bB: You talk about what people can do to mitigate these consequences and abandon this narrative, but in order for this to translate into action, people have to stop using these unethical businesses and show they’re not okay with this disregard for the consumer. Do you think people would choose more ethically-sound services over Uber?
EG: Shame could be a really powerful tool. Unfortunately, we seem uncomfortable talking about morality. Right now, it’s all the people on the margins. For example, grad students can say what they actually think. Also, people underestimate the choices they have. Many people who are working for Uber could have chosen to work for other companies. It’s important to get a normative discourse going, such as “I’m not taking this job because this company’s management is unethical.” In general, we need more conversations about morality and the moral implications of new products and services.
bB: Do you think it’s a bottom-up movement where people who are at these jobs or using these services have the power to make a difference?
EG: I think it’s both. It’s important that customers stop using these businesses and that employees try to start these conversations. But it would also be nice to see more venture capitalists or others at the top of the industry with a lot of discretion saying they won’t work with unethical companies.
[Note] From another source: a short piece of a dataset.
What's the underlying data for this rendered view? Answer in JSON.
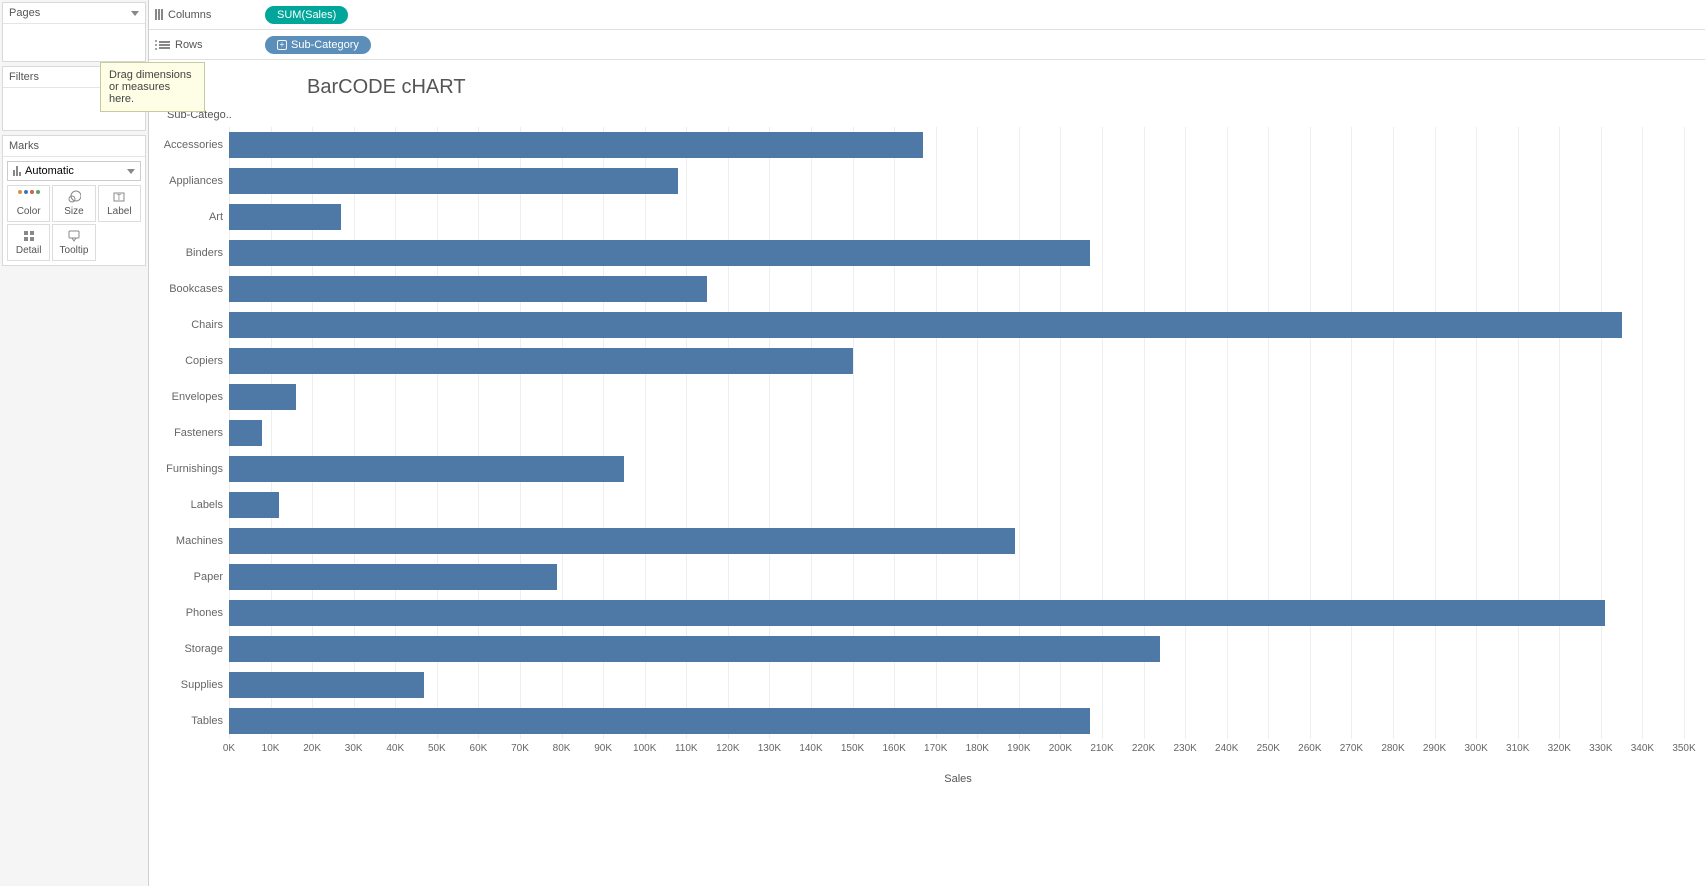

I think the problem for the top-down approach is that VCs, journalists and others are very embedded in Silicon Valley networks. They all have wide networks of friends and colleagues and worry about offending people. But the only way to have a meaningful conversation about morality is for people to get a little offended.
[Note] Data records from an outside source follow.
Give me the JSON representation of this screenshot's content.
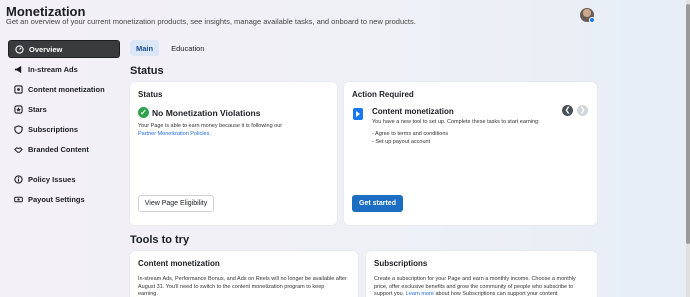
{
  "header": {
    "title": "Monetization",
    "subtitle": "Get an overview of your current monetization products, see insights, manage available tasks, and onboard to new products."
  },
  "sidebar": {
    "items": [
      {
        "label": "Overview",
        "icon": "gauge-icon",
        "active": true
      },
      {
        "label": "In-stream Ads",
        "icon": "megaphone-icon"
      },
      {
        "label": "Content monetization",
        "icon": "content-monetization-icon"
      },
      {
        "label": "Stars",
        "icon": "star-icon"
      },
      {
        "label": "Subscriptions",
        "icon": "shield-icon"
      },
      {
        "label": "Branded Content",
        "icon": "handshake-icon"
      },
      {
        "label": "Policy Issues",
        "icon": "info-icon"
      },
      {
        "label": "Payout Settings",
        "icon": "money-icon"
      }
    ]
  },
  "tabs": [
    {
      "label": "Main",
      "active": true
    },
    {
      "label": "Education"
    }
  ],
  "status": {
    "section_title": "Status",
    "card_title": "Status",
    "violation_title": "No Monetization Violations",
    "violation_desc": "Your Page is able to earn money because it is following our",
    "policy_link": "Partner Monetization Policies.",
    "button": "View Page Eligibility"
  },
  "action": {
    "card_title": "Action Required",
    "item_title": "Content monetization",
    "item_desc": "You have a new tool to set up. Complete these tasks to start earning:",
    "tasks": [
      "- Agree to terms and conditions",
      "- Set up payout account"
    ],
    "button": "Get started"
  },
  "tools": {
    "section_title": "Tools to try",
    "content_monetization": {
      "title": "Content monetization",
      "desc_line1": "In-stream Ads, Performance Bonus, and Ads on Reels will no longer be available after",
      "desc_line2": "August 31. You'll need to switch to the content monetization program to keep",
      "desc_line3": "earning."
    },
    "subscriptions": {
      "title": "Subscriptions",
      "desc_line1": "Create a subscription for your Page and earn a monthly income. Choose a monthly",
      "desc_line2": "price, offer exclusive benefits and grow the community of people who subscribe to",
      "desc_line3_pre": "support you. ",
      "desc_link": "Learn more",
      "desc_line3_post": " about how Subscriptions can support your content"
    }
  },
  "colors": {
    "accent": "#1b6ec2",
    "success": "#31a24c",
    "link": "#216fdb"
  }
}
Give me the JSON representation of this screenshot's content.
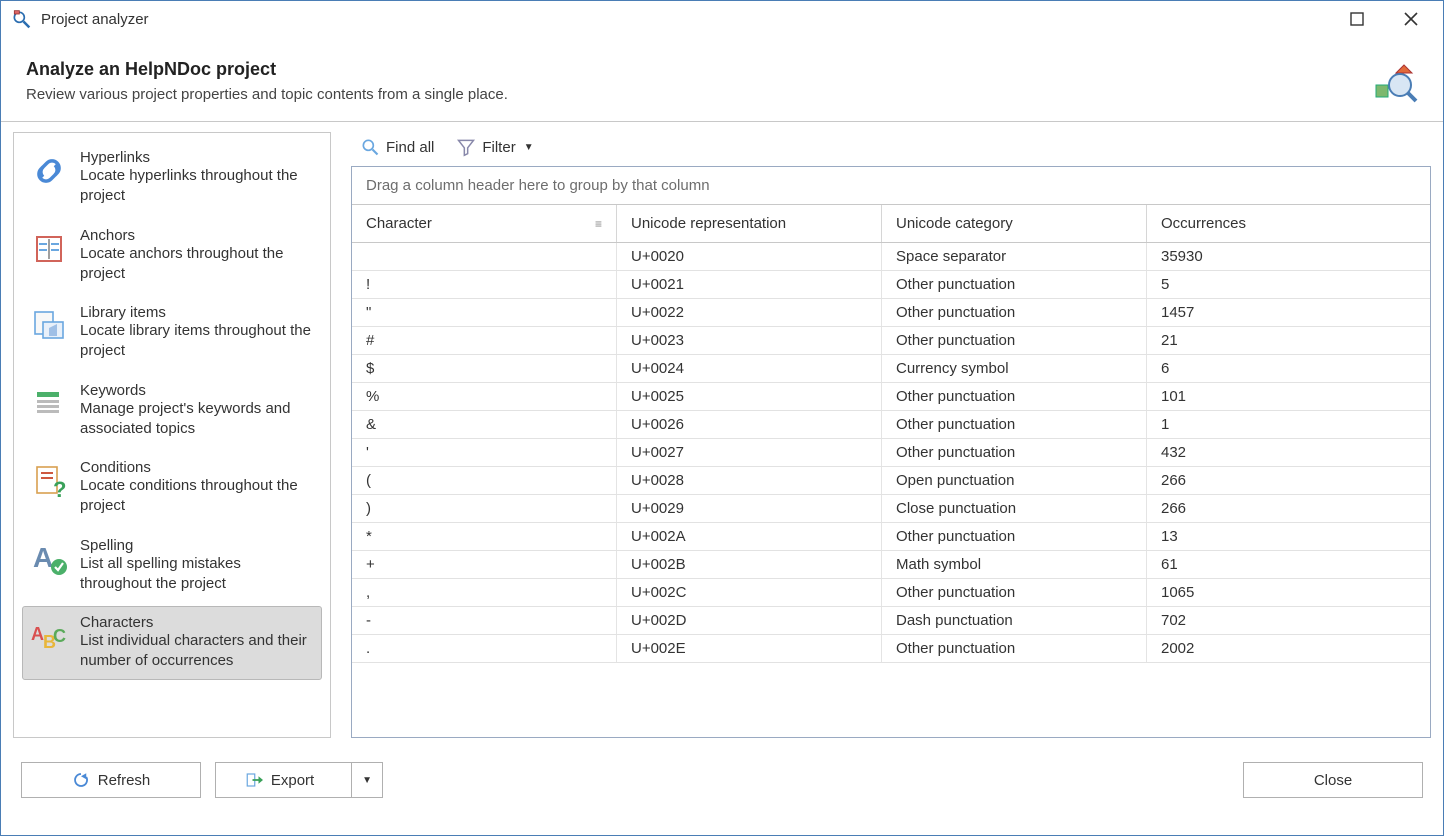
{
  "titlebar": {
    "title": "Project analyzer"
  },
  "header": {
    "title": "Analyze an HelpNDoc project",
    "subtitle": "Review various project properties and topic contents from a single place."
  },
  "sidebar": {
    "items": [
      {
        "title": "Hyperlinks",
        "desc": "Locate hyperlinks throughout the project"
      },
      {
        "title": "Anchors",
        "desc": "Locate anchors throughout the project"
      },
      {
        "title": "Library items",
        "desc": "Locate library items throughout the project"
      },
      {
        "title": "Keywords",
        "desc": "Manage project's keywords and associated topics"
      },
      {
        "title": "Conditions",
        "desc": "Locate conditions throughout the project"
      },
      {
        "title": "Spelling",
        "desc": "List all spelling mistakes throughout the project"
      },
      {
        "title": "Characters",
        "desc": "List individual characters and their number of occurrences"
      }
    ]
  },
  "toolbar": {
    "findall": "Find all",
    "filter": "Filter"
  },
  "grid": {
    "group_hint": "Drag a column header here to group by that column",
    "columns": [
      "Character",
      "Unicode representation",
      "Unicode category",
      "Occurrences"
    ],
    "rows": [
      {
        "char": " ",
        "uni": "U+0020",
        "cat": "Space separator",
        "occ": "35930"
      },
      {
        "char": "!",
        "uni": "U+0021",
        "cat": "Other punctuation",
        "occ": "5"
      },
      {
        "char": "\"",
        "uni": "U+0022",
        "cat": "Other punctuation",
        "occ": "1457"
      },
      {
        "char": "#",
        "uni": "U+0023",
        "cat": "Other punctuation",
        "occ": "21"
      },
      {
        "char": "$",
        "uni": "U+0024",
        "cat": "Currency symbol",
        "occ": "6"
      },
      {
        "char": "%",
        "uni": "U+0025",
        "cat": "Other punctuation",
        "occ": "101"
      },
      {
        "char": "&",
        "uni": "U+0026",
        "cat": "Other punctuation",
        "occ": "1"
      },
      {
        "char": "'",
        "uni": "U+0027",
        "cat": "Other punctuation",
        "occ": "432"
      },
      {
        "char": "(",
        "uni": "U+0028",
        "cat": "Open punctuation",
        "occ": "266"
      },
      {
        "char": ")",
        "uni": "U+0029",
        "cat": "Close punctuation",
        "occ": "266"
      },
      {
        "char": "*",
        "uni": "U+002A",
        "cat": "Other punctuation",
        "occ": "13"
      },
      {
        "char": "+",
        "uni": "U+002B",
        "cat": "Math symbol",
        "occ": "61"
      },
      {
        "char": ",",
        "uni": "U+002C",
        "cat": "Other punctuation",
        "occ": "1065"
      },
      {
        "char": "-",
        "uni": "U+002D",
        "cat": "Dash punctuation",
        "occ": "702"
      },
      {
        "char": ".",
        "uni": "U+002E",
        "cat": "Other punctuation",
        "occ": "2002"
      }
    ]
  },
  "footer": {
    "refresh": "Refresh",
    "export": "Export",
    "close": "Close"
  }
}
bB: You reference the New York Times article, “The Slippery Slope of Silicon Valley,” which discusses the culture of “amorality, thoughtlessness and ignorance rather than ill intent.” Do you think this is an inevitable trend in general?
EG: No, I think there is a countermovement happening. The issue is, how do you accelerate the countermovement and get people to see the contours of the problems? The thing about amorality is that it involves not thinking rather than consciously deciding to make money no matter who gets hurt. I think a lot of people in tech startups have ideas along the lines of, “What’s an unexploited way to make money?” If it works, it’s good enough. I think the reason they don’t reflect is because they generally assume that technology is good.
bB: On another note, there’s this term for the dating scene called the hookup culture, which seems to have a lot of the same moral dilemmas as those in tech startup culture. Everyone looks out for themselves, as people increasingly start to hookup rather than date. Now Tinder as a business model is encouraging this trend.
EG: I’ve noticed that as well. But I think there is some backlash, and even with Tinder, some people now use it as a dating app. Maybe it’s inevitable that people build such tools. Yet, how people use these tools matters. Most people are probably not going to be content to hook up with strangers for their whole lives. Maybe two young people who do meet on Tinder start out treating each other purely as means rather than ends, but most people can’t hold that attitude toward someone for weeks or months. In that sense, I don’t think services like Tinder will change people.